(Work to complete) Please copy every line of the records below that holds the word "this".

(Input material)
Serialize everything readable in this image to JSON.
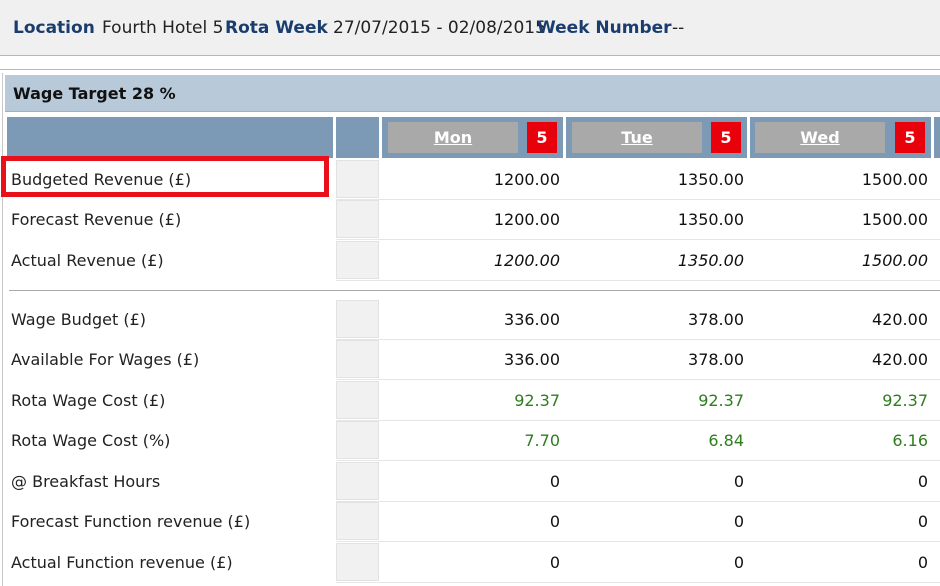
{
  "header": {
    "location_label": "Location",
    "location_value": "Fourth Hotel 5",
    "rota_week_label": "Rota Week",
    "rota_week_value": "27/07/2015 - 02/08/2015",
    "week_number_label": "Week Number",
    "week_number_value": "--"
  },
  "wage_target": "Wage Target 28 %",
  "days": [
    {
      "name": "Mon",
      "badge": "5"
    },
    {
      "name": "Tue",
      "badge": "5"
    },
    {
      "name": "Wed",
      "badge": "5"
    }
  ],
  "rows": [
    {
      "label": "Budgeted Revenue (£)",
      "values": [
        "1200.00",
        "1350.00",
        "1500.00"
      ],
      "style": "normal"
    },
    {
      "label": "Forecast Revenue (£)",
      "values": [
        "1200.00",
        "1350.00",
        "1500.00"
      ],
      "style": "normal"
    },
    {
      "label": "Actual Revenue (£)",
      "values": [
        "1200.00",
        "1350.00",
        "1500.00"
      ],
      "style": "italic"
    },
    {
      "label": "Wage Budget (£)",
      "values": [
        "336.00",
        "378.00",
        "420.00"
      ],
      "style": "normal"
    },
    {
      "label": "Available For Wages (£)",
      "values": [
        "336.00",
        "378.00",
        "420.00"
      ],
      "style": "normal"
    },
    {
      "label": "Rota Wage Cost (£)",
      "values": [
        "92.37",
        "92.37",
        "92.37"
      ],
      "style": "green"
    },
    {
      "label": "Rota Wage Cost (%)",
      "values": [
        "7.70",
        "6.84",
        "6.16"
      ],
      "style": "green"
    },
    {
      "label": "@ Breakfast Hours",
      "values": [
        "0",
        "0",
        "0"
      ],
      "style": "normal"
    },
    {
      "label": "Forecast Function revenue (£)",
      "values": [
        "0",
        "0",
        "0"
      ],
      "style": "normal"
    },
    {
      "label": "Actual Function revenue (£)",
      "values": [
        "0",
        "0",
        "0"
      ],
      "style": "normal"
    }
  ],
  "colors": {
    "header_blue": "#1a3d6e",
    "column_header": "#7c9ab5",
    "badge_red": "#e8000a",
    "positive_green": "#2e7d1e",
    "highlight_red": "#e8101a"
  }
}
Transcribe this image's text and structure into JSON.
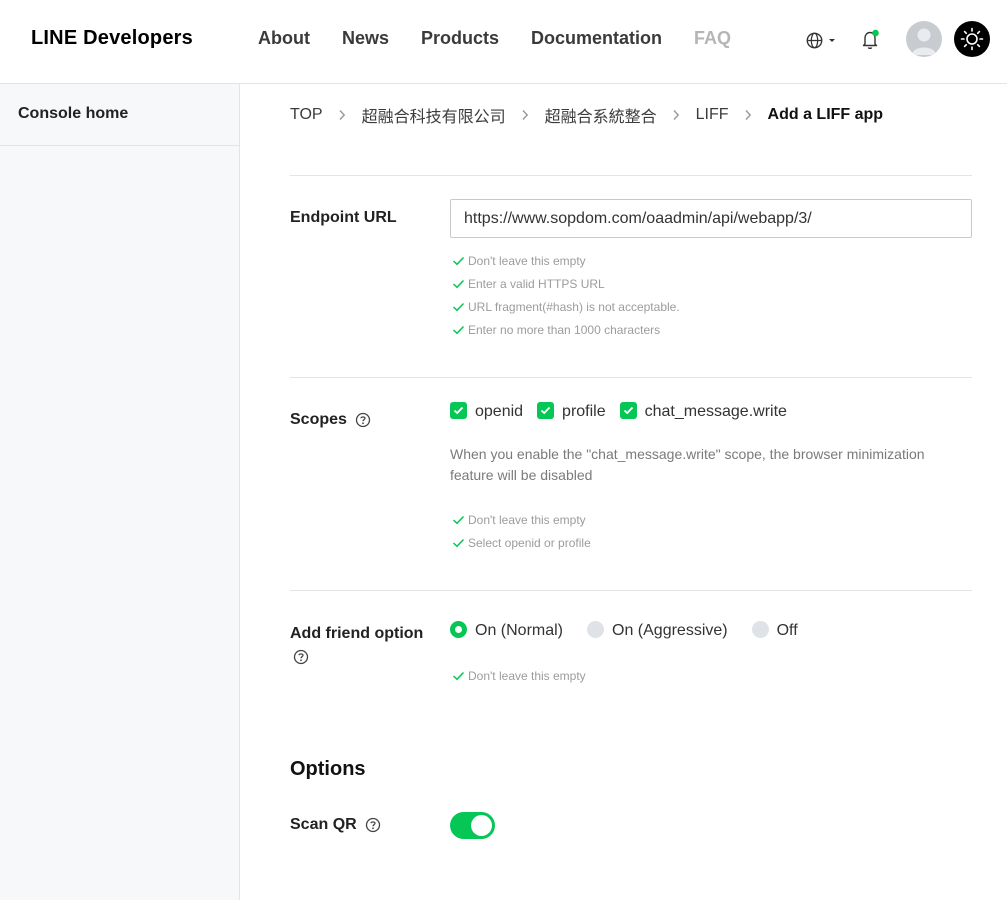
{
  "header": {
    "logo": "LINE Developers",
    "nav": [
      "About",
      "News",
      "Products",
      "Documentation",
      "FAQ"
    ],
    "notification_dot_color": "#06c755"
  },
  "sidebar": {
    "items": [
      {
        "label": "Console home"
      }
    ]
  },
  "breadcrumb": {
    "items": [
      "TOP",
      "超融合科技有限公司",
      "超融合系統整合",
      "LIFF"
    ],
    "current": "Add a LIFF app"
  },
  "endpoint": {
    "label": "Endpoint URL",
    "value": "https://www.sopdom.com/oaadmin/api/webapp/3/",
    "hints": [
      "Don't leave this empty",
      "Enter a valid HTTPS URL",
      "URL fragment(#hash) is not acceptable.",
      "Enter no more than 1000 characters"
    ]
  },
  "scopes": {
    "label": "Scopes",
    "options": [
      {
        "label": "openid",
        "checked": true
      },
      {
        "label": "profile",
        "checked": true
      },
      {
        "label": "chat_message.write",
        "checked": true
      }
    ],
    "note": "When you enable the \"chat_message.write\" scope, the browser minimization feature will be disabled",
    "hints": [
      "Don't leave this empty",
      "Select openid or profile"
    ]
  },
  "friend_option": {
    "label": "Add friend option",
    "options": [
      {
        "label": "On (Normal)",
        "selected": true
      },
      {
        "label": "On (Aggressive)",
        "selected": false
      },
      {
        "label": "Off",
        "selected": false
      }
    ],
    "hints": [
      "Don't leave this empty"
    ]
  },
  "options": {
    "title": "Options",
    "scan_qr": {
      "label": "Scan QR",
      "enabled": true
    }
  },
  "colors": {
    "accent": "#06c755",
    "hint_check": "#06c755"
  }
}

(Task solution)
Serialize everything readable in this image to JSON.
Transcribe this image's text and structure into JSON.
      "Don't leave this empty",
      "Don't leave this empty",
      "Don't leave this empty"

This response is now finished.